=== WHAT IS REQUIRED ===
Repeat the data below exactly, with every entry included.

=== EXTRACTED RECORDS ===
┄┄┄┄┄┄

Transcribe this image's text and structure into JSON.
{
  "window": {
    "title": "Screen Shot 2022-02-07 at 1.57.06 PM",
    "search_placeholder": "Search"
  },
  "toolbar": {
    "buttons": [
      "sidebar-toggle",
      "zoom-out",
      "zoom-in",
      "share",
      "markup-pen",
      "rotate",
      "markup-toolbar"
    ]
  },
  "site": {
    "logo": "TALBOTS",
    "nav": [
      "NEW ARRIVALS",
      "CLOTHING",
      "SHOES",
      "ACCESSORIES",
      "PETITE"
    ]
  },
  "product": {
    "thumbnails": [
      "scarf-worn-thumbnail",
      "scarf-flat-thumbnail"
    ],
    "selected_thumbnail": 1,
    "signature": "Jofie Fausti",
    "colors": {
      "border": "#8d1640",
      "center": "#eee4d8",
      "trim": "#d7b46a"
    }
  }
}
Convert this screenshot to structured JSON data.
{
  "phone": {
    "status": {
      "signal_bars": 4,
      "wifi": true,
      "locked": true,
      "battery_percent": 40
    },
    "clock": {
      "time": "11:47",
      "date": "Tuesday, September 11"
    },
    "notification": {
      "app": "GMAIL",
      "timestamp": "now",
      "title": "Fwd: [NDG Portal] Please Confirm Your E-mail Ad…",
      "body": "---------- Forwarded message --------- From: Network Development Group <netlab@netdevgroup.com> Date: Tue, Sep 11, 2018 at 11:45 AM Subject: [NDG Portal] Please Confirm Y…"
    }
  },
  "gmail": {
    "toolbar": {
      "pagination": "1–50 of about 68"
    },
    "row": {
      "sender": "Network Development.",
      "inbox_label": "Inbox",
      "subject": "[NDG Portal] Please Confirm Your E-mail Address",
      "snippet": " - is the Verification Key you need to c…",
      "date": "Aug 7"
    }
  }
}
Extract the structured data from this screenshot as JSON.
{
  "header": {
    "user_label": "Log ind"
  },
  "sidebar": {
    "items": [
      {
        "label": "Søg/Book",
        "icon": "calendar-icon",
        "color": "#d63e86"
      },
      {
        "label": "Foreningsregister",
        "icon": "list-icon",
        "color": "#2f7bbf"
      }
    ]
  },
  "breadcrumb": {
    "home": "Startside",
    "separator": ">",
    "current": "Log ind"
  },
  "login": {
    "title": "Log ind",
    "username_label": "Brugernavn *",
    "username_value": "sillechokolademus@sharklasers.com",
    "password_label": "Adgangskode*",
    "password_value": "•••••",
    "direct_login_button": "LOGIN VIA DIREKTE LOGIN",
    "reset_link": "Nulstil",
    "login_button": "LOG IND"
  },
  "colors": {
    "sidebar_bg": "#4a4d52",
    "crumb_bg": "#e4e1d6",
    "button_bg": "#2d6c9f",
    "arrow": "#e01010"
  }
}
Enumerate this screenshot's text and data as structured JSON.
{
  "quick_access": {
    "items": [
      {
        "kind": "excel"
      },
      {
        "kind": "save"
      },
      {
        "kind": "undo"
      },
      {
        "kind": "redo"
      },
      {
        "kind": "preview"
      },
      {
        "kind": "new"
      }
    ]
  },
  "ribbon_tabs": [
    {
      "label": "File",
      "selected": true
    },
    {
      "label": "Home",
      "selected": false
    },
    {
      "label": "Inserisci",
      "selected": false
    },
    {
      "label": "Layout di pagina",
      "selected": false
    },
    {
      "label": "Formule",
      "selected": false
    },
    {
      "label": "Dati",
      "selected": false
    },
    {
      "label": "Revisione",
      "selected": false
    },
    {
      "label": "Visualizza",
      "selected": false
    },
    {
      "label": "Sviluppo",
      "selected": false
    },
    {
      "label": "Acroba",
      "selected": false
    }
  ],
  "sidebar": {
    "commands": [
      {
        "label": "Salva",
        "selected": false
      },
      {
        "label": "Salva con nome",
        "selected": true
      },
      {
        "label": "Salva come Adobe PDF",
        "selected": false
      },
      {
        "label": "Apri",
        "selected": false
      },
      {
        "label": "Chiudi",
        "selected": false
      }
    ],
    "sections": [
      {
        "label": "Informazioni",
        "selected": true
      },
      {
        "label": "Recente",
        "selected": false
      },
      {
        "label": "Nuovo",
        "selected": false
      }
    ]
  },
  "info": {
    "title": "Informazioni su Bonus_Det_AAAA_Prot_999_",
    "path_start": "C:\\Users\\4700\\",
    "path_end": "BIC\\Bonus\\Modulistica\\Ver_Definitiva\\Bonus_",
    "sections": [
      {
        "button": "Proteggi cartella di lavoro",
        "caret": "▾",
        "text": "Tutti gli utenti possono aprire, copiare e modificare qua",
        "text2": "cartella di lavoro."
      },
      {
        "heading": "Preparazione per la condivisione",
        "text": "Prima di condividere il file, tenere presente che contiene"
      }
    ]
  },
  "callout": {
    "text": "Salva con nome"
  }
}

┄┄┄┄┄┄

=== THE ANSWER ===
Transcribe this image's text and structure into JSON.
{
  "window": {
    "title": "Screen Shot 2022-02-07 at 1.57.06 PM",
    "search_placeholder": "Search"
  },
  "toolbar": {
    "buttons": [
      "sidebar-toggle",
      "zoom-out",
      "zoom-in",
      "share",
      "markup-pen",
      "rotate",
      "markup-toolbar"
    ]
  },
  "site": {
    "logo": "TALBOTS",
    "nav": [
      "NEW ARRIVALS",
      "CLOTHING",
      "SHOES",
      "ACCESSORIES",
      "PETITE"
    ]
  },
  "product": {
    "thumbnails": [
      "scarf-worn-thumbnail",
      "scarf-flat-thumbnail"
    ],
    "selected_thumbnail": 1,
    "signature": "Jofie Fausti",
    "colors": {
      "border": "#8d1640",
      "center": "#eee4d8",
      "trim": "#d7b46a"
    }
  }
}
Convert this screenshot to structured JSON data.
{
  "phone": {
    "status": {
      "signal_bars": 4,
      "wifi": true,
      "locked": true,
      "battery_percent": 40
    },
    "clock": {
      "time": "11:47",
      "date": "Tuesday, September 11"
    },
    "notification": {
      "app": "GMAIL",
      "timestamp": "now",
      "title": "Fwd: [NDG Portal] Please Confirm Your E-mail Ad…",
      "body": "---------- Forwarded message --------- From: Network Development Group <netlab@netdevgroup.com> Date: Tue, Sep 11, 2018 at 11:45 AM Subject: [NDG Portal] Please Confirm Y…"
    }
  },
  "gmail": {
    "toolbar": {
      "pagination": "1–50 of about 68"
    },
    "row": {
      "sender": "Network Development.",
      "inbox_label": "Inbox",
      "subject": "[NDG Portal] Please Confirm Your E-mail Address",
      "snippet": " - is the Verification Key you need to c…",
      "date": "Aug 7"
    }
  }
}
Extract the structured data from this screenshot as JSON.
{
  "header": {
    "user_label": "Log ind"
  },
  "sidebar": {
    "items": [
      {
        "label": "Søg/Book",
        "icon": "calendar-icon",
        "color": "#d63e86"
      },
      {
        "label": "Foreningsregister",
        "icon": "list-icon",
        "color": "#2f7bbf"
      }
    ]
  },
  "breadcrumb": {
    "home": "Startside",
    "separator": ">",
    "current": "Log ind"
  },
  "login": {
    "title": "Log ind",
    "username_label": "Brugernavn *",
    "username_value": "sillechokolademus@sharklasers.com",
    "password_label": "Adgangskode*",
    "password_value": "•••••",
    "direct_login_button": "LOGIN VIA DIREKTE LOGIN",
    "reset_link": "Nulstil",
    "login_button": "LOG IND"
  },
  "colors": {
    "sidebar_bg": "#4a4d52",
    "crumb_bg": "#e4e1d6",
    "button_bg": "#2d6c9f",
    "arrow": "#e01010"
  }
}
Enumerate this screenshot's text and data as structured JSON.
{
  "quick_access": {
    "items": [
      {
        "kind": "excel"
      },
      {
        "kind": "save"
      },
      {
        "kind": "undo"
      },
      {
        "kind": "redo"
      },
      {
        "kind": "preview"
      },
      {
        "kind": "new"
      }
    ]
  },
  "ribbon_tabs": [
    {
      "label": "File",
      "selected": true
    },
    {
      "label": "Home",
      "selected": false
    },
    {
      "label": "Inserisci",
      "selected": false
    },
    {
      "label": "Layout di pagina",
      "selected": false
    },
    {
      "label": "Formule",
      "selected": false
    },
    {
      "label": "Dati",
      "selected": false
    },
    {
      "label": "Revisione",
      "selected": false
    },
    {
      "label": "Visualizza",
      "selected": false
    },
    {
      "label": "Sviluppo",
      "selected": false
    },
    {
      "label": "Acroba",
      "selected": false
    }
  ],
  "sidebar": {
    "commands": [
      {
        "label": "Salva",
        "selected": false
      },
      {
        "label": "Salva con nome",
        "selected": true
      },
      {
        "label": "Salva come Adobe PDF",
        "selected": false
      },
      {
        "label": "Apri",
        "selected": false
      },
      {
        "label": "Chiudi",
        "selected": false
      }
    ],
    "sections": [
      {
        "label": "Informazioni",
        "selected": true
      },
      {
        "label": "Recente",
        "selected": false
      },
      {
        "label": "Nuovo",
        "selected": false
      }
    ]
  },
  "info": {
    "title": "Informazioni su Bonus_Det_AAAA_Prot_999_",
    "path_start": "C:\\Users\\4700\\",
    "path_end": "BIC\\Bonus\\Modulistica\\Ver_Definitiva\\Bonus_",
    "sections": [
      {
        "button": "Proteggi cartella di lavoro",
        "caret": "▾",
        "text": "Tutti gli utenti possono aprire, copiare e modificare qua",
        "text2": "cartella di lavoro."
      },
      {
        "heading": "Preparazione per la condivisione",
        "text": "Prima di condividere il file, tenere presente che contiene"
      }
    ]
  },
  "callout": {
    "text": "Salva con nome"
  }
}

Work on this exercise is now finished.